Exercise objective | The pictures are to be dropped, and the records below are to be restated word for word.

(Beginning of Data for analysis)

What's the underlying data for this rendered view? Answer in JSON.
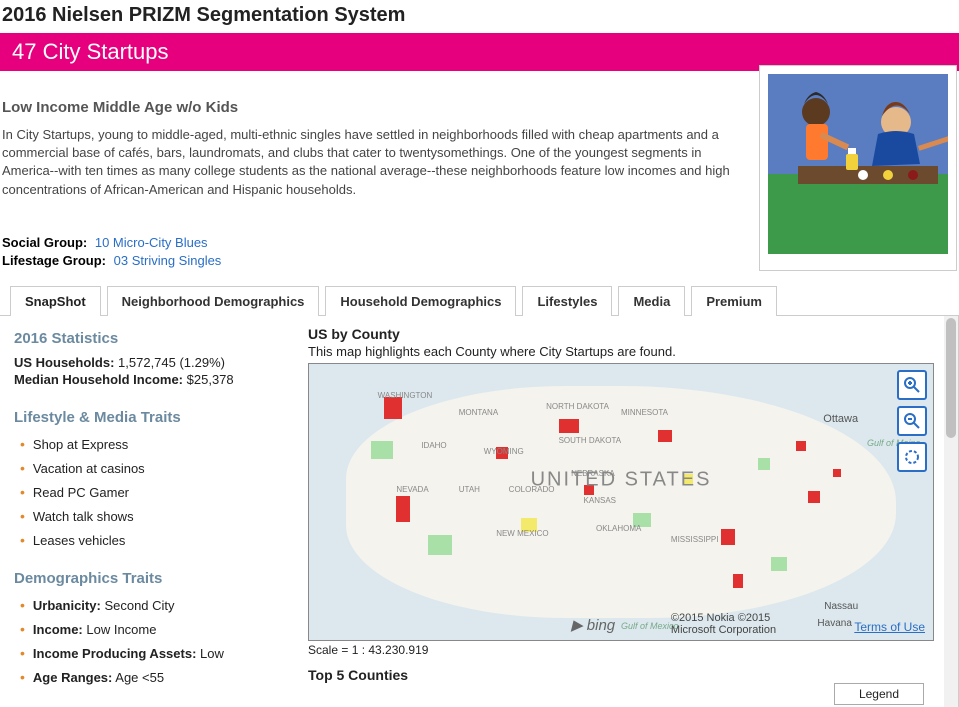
{
  "page_title": "2016 Nielsen PRIZM Segmentation System",
  "segment_header": "47 City Startups",
  "sub_header": "Low Income Middle Age w/o Kids",
  "description": "In City Startups, young to middle-aged, multi-ethnic singles have settled in neighborhoods filled with cheap apartments and a commercial base of cafés, bars, laundromats, and clubs that cater to twentysomethings. One of the youngest segments in America--with ten times as many college students as the national average--these neighborhoods feature low incomes and high concentrations of African-American and Hispanic households.",
  "groups": {
    "social_label": "Social Group:",
    "social_value": "10 Micro-City Blues",
    "lifestage_label": "Lifestage Group:",
    "lifestage_value": "03 Striving Singles"
  },
  "tabs": [
    "SnapShot",
    "Neighborhood Demographics",
    "Household Demographics",
    "Lifestyles",
    "Media",
    "Premium"
  ],
  "stats": {
    "heading": "2016 Statistics",
    "hh_label": "US Households:",
    "hh_value": "1,572,745 (1.29%)",
    "income_label": "Median Household Income:",
    "income_value": "$25,378"
  },
  "lifestyle_heading": "Lifestyle & Media Traits",
  "lifestyle_traits": [
    "Shop at Express",
    "Vacation at casinos",
    "Read PC Gamer",
    "Watch talk shows",
    "Leases vehicles"
  ],
  "demo_heading": "Demographics Traits",
  "demo_traits": [
    {
      "k": "Urbanicity:",
      "v": "Second City"
    },
    {
      "k": "Income:",
      "v": "Low Income"
    },
    {
      "k": "Income Producing Assets:",
      "v": "Low"
    },
    {
      "k": "Age Ranges:",
      "v": "Age <55"
    }
  ],
  "map": {
    "title": "US by County",
    "subtitle": "This map highlights each County where City Startups are found.",
    "center_label": "UNITED STATES",
    "ottawa": "Ottawa",
    "gulf_maine": "Gulf of Maine",
    "nassau": "Nassau",
    "havana": "Havana",
    "gulf_mex": "Gulf of Mexico",
    "bing": "bing",
    "copyright": "©2015 Nokia ©2015 Microsoft Corporation",
    "terms": "Terms of Use",
    "scale": "Scale = 1 : 43.230.919",
    "states": [
      "WASHINGTON",
      "MONTANA",
      "NORTH DAKOTA",
      "MINNESOTA",
      "IDAHO",
      "WYOMING",
      "SOUTH DAKOTA",
      "NEVADA",
      "UTAH",
      "COLORADO",
      "NEBRASKA",
      "KANSAS",
      "NEW MEXICO",
      "OKLAHOMA",
      "MISSISSIPPI"
    ]
  },
  "top5_heading": "Top 5 Counties",
  "legend_label": "Legend"
}
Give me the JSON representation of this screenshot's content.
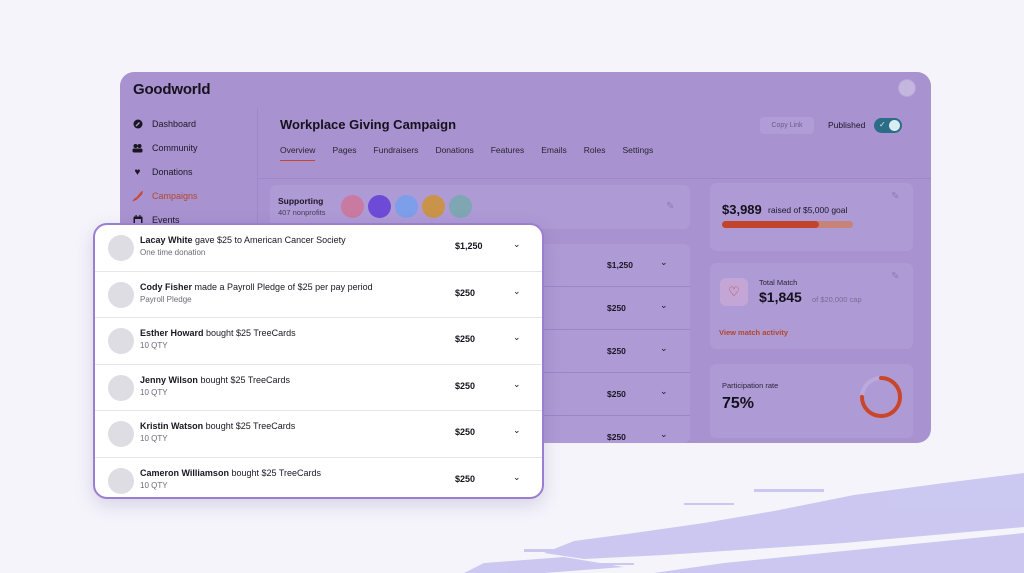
{
  "app": {
    "logo": "Goodworld"
  },
  "sidebar": {
    "items": [
      {
        "label": "Dashboard",
        "icon": "dashboard-icon"
      },
      {
        "label": "Community",
        "icon": "community-icon"
      },
      {
        "label": "Donations",
        "icon": "heart-icon"
      },
      {
        "label": "Campaigns",
        "icon": "campaign-icon",
        "active": true
      },
      {
        "label": "Events",
        "icon": "calendar-icon"
      }
    ]
  },
  "header": {
    "title": "Workplace Giving Campaign",
    "copy_link": "Copy Link",
    "published_label": "Published",
    "published": true
  },
  "tabs": [
    {
      "label": "Overview",
      "active": true
    },
    {
      "label": "Pages"
    },
    {
      "label": "Fundraisers"
    },
    {
      "label": "Donations"
    },
    {
      "label": "Features"
    },
    {
      "label": "Emails"
    },
    {
      "label": "Roles"
    },
    {
      "label": "Settings"
    }
  ],
  "supporting": {
    "title": "Supporting",
    "subtitle": "407 nonprofits",
    "avatar_colors": [
      "#c97aa0",
      "#6e4bd6",
      "#7d9ee8",
      "#c9944a",
      "#7fa6b3"
    ]
  },
  "background_donations": [
    "$1,250",
    "$250",
    "$250",
    "$250",
    "$250"
  ],
  "raised": {
    "amount": "$3,989",
    "subtitle": "raised of $5,000 goal",
    "progress": 0.74
  },
  "match": {
    "label": "Total Match",
    "amount": "$1,845",
    "cap": "of $20,000 cap",
    "link": "View match activity"
  },
  "participation": {
    "label": "Participation rate",
    "value": "75%",
    "rate": 0.75
  },
  "popup": {
    "rows": [
      {
        "name": "Lacay White",
        "action": " gave $25 to American Cancer Society",
        "detail": "One time donation",
        "amount": "$1,250"
      },
      {
        "name": "Cody Fisher",
        "action": " made a Payroll Pledge of $25 per pay period",
        "detail": "Payroll Pledge",
        "amount": "$250"
      },
      {
        "name": "Esther Howard",
        "action": " bought $25 TreeCards",
        "detail": "10 QTY",
        "amount": "$250"
      },
      {
        "name": "Jenny Wilson",
        "action": " bought $25 TreeCards",
        "detail": "10 QTY",
        "amount": "$250"
      },
      {
        "name": "Kristin Watson",
        "action": " bought $25 TreeCards",
        "detail": "10 QTY",
        "amount": "$250"
      },
      {
        "name": "Cameron Williamson",
        "action": " bought $25 TreeCards",
        "detail": "10 QTY",
        "amount": "$250"
      }
    ]
  },
  "colors": {
    "overlay": "#a892cf",
    "accent": "#c9462b",
    "popup_border": "#9c7ed0"
  }
}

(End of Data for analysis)

Written solution |
What's the underlying data for this rendered view? Answer in JSON.
{
  "page_title": "2016 Nielsen PRIZM Segmentation System",
  "segment_header": "47 City Startups",
  "sub_header": "Low Income Middle Age w/o Kids",
  "description": "In City Startups, young to middle-aged, multi-ethnic singles have settled in neighborhoods filled with cheap apartments and a commercial base of cafés, bars, laundromats, and clubs that cater to twentysomethings. One of the youngest segments in America--with ten times as many college students as the national average--these neighborhoods feature low incomes and high concentrations of African-American and Hispanic households.",
  "groups": {
    "social_label": "Social Group:",
    "social_value": "10 Micro-City Blues",
    "lifestage_label": "Lifestage Group:",
    "lifestage_value": "03 Striving Singles"
  },
  "tabs": [
    "SnapShot",
    "Neighborhood Demographics",
    "Household Demographics",
    "Lifestyles",
    "Media",
    "Premium"
  ],
  "stats": {
    "heading": "2016 Statistics",
    "hh_label": "US Households:",
    "hh_value": "1,572,745 (1.29%)",
    "income_label": "Median Household Income:",
    "income_value": "$25,378"
  },
  "lifestyle_heading": "Lifestyle & Media Traits",
  "lifestyle_traits": [
    "Shop at Express",
    "Vacation at casinos",
    "Read PC Gamer",
    "Watch talk shows",
    "Leases vehicles"
  ],
  "demo_heading": "Demographics Traits",
  "demo_traits": [
    {
      "k": "Urbanicity:",
      "v": "Second City"
    },
    {
      "k": "Income:",
      "v": "Low Income"
    },
    {
      "k": "Income Producing Assets:",
      "v": "Low"
    },
    {
      "k": "Age Ranges:",
      "v": "Age <55"
    }
  ],
  "map": {
    "title": "US by County",
    "subtitle": "This map highlights each County where City Startups are found.",
    "center_label": "UNITED STATES",
    "ottawa": "Ottawa",
    "gulf_maine": "Gulf of Maine",
    "nassau": "Nassau",
    "havana": "Havana",
    "gulf_mex": "Gulf of Mexico",
    "bing": "bing",
    "copyright": "©2015 Nokia ©2015 Microsoft Corporation",
    "terms": "Terms of Use",
    "scale": "Scale = 1 : 43.230.919",
    "states": [
      "WASHINGTON",
      "MONTANA",
      "NORTH DAKOTA",
      "MINNESOTA",
      "IDAHO",
      "WYOMING",
      "SOUTH DAKOTA",
      "NEVADA",
      "UTAH",
      "COLORADO",
      "NEBRASKA",
      "KANSAS",
      "NEW MEXICO",
      "OKLAHOMA",
      "MISSISSIPPI"
    ]
  },
  "top5_heading": "Top 5 Counties",
  "legend_label": "Legend"
}
Give me the JSON representation of this screenshot's content.
{
  "app": {
    "logo": "Goodworld"
  },
  "sidebar": {
    "items": [
      {
        "label": "Dashboard",
        "icon": "dashboard-icon"
      },
      {
        "label": "Community",
        "icon": "community-icon"
      },
      {
        "label": "Donations",
        "icon": "heart-icon"
      },
      {
        "label": "Campaigns",
        "icon": "campaign-icon",
        "active": true
      },
      {
        "label": "Events",
        "icon": "calendar-icon"
      }
    ]
  },
  "header": {
    "title": "Workplace Giving Campaign",
    "copy_link": "Copy Link",
    "published_label": "Published",
    "published": true
  },
  "tabs": [
    {
      "label": "Overview",
      "active": true
    },
    {
      "label": "Pages"
    },
    {
      "label": "Fundraisers"
    },
    {
      "label": "Donations"
    },
    {
      "label": "Features"
    },
    {
      "label": "Emails"
    },
    {
      "label": "Roles"
    },
    {
      "label": "Settings"
    }
  ],
  "supporting": {
    "title": "Supporting",
    "subtitle": "407 nonprofits",
    "avatar_colors": [
      "#c97aa0",
      "#6e4bd6",
      "#7d9ee8",
      "#c9944a",
      "#7fa6b3"
    ]
  },
  "background_donations": [
    "$1,250",
    "$250",
    "$250",
    "$250",
    "$250"
  ],
  "raised": {
    "amount": "$3,989",
    "subtitle": "raised of $5,000 goal",
    "progress": 0.74
  },
  "match": {
    "label": "Total Match",
    "amount": "$1,845",
    "cap": "of $20,000 cap",
    "link": "View match activity"
  },
  "participation": {
    "label": "Participation rate",
    "value": "75%",
    "rate": 0.75
  },
  "popup": {
    "rows": [
      {
        "name": "Lacay White",
        "action": " gave $25 to American Cancer Society",
        "detail": "One time donation",
        "amount": "$1,250"
      },
      {
        "name": "Cody Fisher",
        "action": " made a Payroll Pledge of $25 per pay period",
        "detail": "Payroll Pledge",
        "amount": "$250"
      },
      {
        "name": "Esther Howard",
        "action": " bought $25 TreeCards",
        "detail": "10 QTY",
        "amount": "$250"
      },
      {
        "name": "Jenny Wilson",
        "action": " bought $25 TreeCards",
        "detail": "10 QTY",
        "amount": "$250"
      },
      {
        "name": "Kristin Watson",
        "action": " bought $25 TreeCards",
        "detail": "10 QTY",
        "amount": "$250"
      },
      {
        "name": "Cameron Williamson",
        "action": " bought $25 TreeCards",
        "detail": "10 QTY",
        "amount": "$250"
      }
    ]
  },
  "colors": {
    "overlay": "#a892cf",
    "accent": "#c9462b",
    "popup_border": "#9c7ed0"
  }
}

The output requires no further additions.